From Anchorage head down the Seward Highway, go around 40 miles and turn left on to Portage Glacier Rd. The turn will be just past the train station as the highway makes a wide sweeping hook to the right. Head into Portage Lake there are good signs several miles down the road pointing to the visitors center and parking.
Portage Lake was a popular attraction from Anchorage, so much so that they built the visitors center. Up until around the turn of the century the west end of lake would fill with icebergs as they would stack against the shore. As the glaciers retreated the calving left the lake to be stranded on the shore. These days occasionally a small chunk of glacier ice will float down the lake every so often, but nothing close to its prime.
The lake is still beautiful and the visitors center is still operational. If heading down that way Portage Lake is still worth the drive out and for anyone who's never been there before the visitors center is still worth going inside to see.
Naming: Local name, derived from nearby Portage Glacier, which used to cross the end of the lake at the time of its naming. The glacier was named such because it was the major glacier along the portage path between Prince William Sound and Turnagain Arm.

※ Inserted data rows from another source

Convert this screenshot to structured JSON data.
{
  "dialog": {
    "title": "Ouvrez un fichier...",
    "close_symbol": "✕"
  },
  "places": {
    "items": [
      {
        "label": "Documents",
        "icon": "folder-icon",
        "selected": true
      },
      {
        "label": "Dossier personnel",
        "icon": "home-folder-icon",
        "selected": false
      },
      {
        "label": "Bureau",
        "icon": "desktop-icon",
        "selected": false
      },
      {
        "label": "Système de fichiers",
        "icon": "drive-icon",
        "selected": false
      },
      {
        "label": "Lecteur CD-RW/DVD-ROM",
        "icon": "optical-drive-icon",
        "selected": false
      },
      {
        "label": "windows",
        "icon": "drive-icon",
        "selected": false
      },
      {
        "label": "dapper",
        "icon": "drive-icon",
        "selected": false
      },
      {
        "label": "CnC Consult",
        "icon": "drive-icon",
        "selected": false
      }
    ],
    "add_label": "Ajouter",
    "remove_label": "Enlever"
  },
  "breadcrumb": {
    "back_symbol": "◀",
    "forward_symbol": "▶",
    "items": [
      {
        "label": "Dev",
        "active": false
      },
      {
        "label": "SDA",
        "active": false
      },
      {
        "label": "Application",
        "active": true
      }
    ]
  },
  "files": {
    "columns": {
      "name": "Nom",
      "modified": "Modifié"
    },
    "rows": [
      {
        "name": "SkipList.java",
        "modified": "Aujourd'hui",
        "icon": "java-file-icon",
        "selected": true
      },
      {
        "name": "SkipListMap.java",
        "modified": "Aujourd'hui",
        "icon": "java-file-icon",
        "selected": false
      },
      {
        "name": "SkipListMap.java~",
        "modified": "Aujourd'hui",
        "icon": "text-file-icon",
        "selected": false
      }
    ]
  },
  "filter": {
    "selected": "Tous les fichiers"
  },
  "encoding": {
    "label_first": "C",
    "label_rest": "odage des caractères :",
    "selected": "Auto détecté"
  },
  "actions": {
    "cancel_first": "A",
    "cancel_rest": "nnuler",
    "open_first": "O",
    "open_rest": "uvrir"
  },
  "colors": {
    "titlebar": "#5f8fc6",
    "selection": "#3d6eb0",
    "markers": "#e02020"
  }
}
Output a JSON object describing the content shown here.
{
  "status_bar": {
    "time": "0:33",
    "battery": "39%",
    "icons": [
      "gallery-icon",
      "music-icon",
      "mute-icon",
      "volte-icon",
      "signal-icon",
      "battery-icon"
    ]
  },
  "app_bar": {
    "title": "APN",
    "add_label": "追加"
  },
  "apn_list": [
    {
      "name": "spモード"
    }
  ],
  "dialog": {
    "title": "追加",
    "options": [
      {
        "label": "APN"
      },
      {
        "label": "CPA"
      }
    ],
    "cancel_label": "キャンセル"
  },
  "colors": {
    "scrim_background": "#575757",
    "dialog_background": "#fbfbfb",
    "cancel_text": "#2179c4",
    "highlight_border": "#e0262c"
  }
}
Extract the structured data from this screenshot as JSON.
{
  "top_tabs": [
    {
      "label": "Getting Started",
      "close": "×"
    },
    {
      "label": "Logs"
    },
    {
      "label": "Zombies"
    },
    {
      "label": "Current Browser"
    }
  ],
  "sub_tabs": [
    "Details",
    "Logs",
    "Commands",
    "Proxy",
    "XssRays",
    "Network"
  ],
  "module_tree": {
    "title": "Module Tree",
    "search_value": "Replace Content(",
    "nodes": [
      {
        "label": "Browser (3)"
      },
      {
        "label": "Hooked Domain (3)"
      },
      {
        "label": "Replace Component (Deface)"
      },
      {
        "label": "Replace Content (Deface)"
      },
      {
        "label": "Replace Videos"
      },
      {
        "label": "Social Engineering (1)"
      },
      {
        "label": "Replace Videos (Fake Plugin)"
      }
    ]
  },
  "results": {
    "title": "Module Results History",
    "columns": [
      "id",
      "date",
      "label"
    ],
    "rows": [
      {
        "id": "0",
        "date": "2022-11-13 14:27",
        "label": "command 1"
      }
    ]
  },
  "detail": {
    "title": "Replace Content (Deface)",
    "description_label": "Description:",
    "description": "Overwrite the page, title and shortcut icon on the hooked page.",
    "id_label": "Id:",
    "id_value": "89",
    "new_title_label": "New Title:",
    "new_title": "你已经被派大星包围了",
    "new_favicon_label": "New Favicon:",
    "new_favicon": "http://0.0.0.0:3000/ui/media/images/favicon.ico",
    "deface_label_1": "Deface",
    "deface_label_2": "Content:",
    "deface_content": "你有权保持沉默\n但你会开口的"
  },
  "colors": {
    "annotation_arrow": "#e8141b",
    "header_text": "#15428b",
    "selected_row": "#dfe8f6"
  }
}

Bartlett Glacier, Beloit Glacier, Blackstone Glacier, Burns Glacier, Byron Glacier, Carroll Glacier, Concordia Glacier, Cotterell Glacier, Deadman Glacier, Explorer Glacier, Lawrence Glacier, Learnard Glacier, Lowell Glacier, Marquette Glacier, Milton Glacier, Northland Glacier, Portage Glacier, Ripon Glacier, Shakespeare Glacier, Skookum Glacier, Spencer Glacier, Taylor Glacier, Trail Glacier, Twentymile Glacier, Whittier Glacier,
Baird Peak, Bard Peak, Begich Peak, Blueberry Hill, Boggs Peak, Byron Peak, Carpathian Peak, Kinnikinnick Mountain, Lingon Mountain, Mount Luther Kelly, Maynard Mountain, Nagoon Mountain, Shakespeare Shoulder,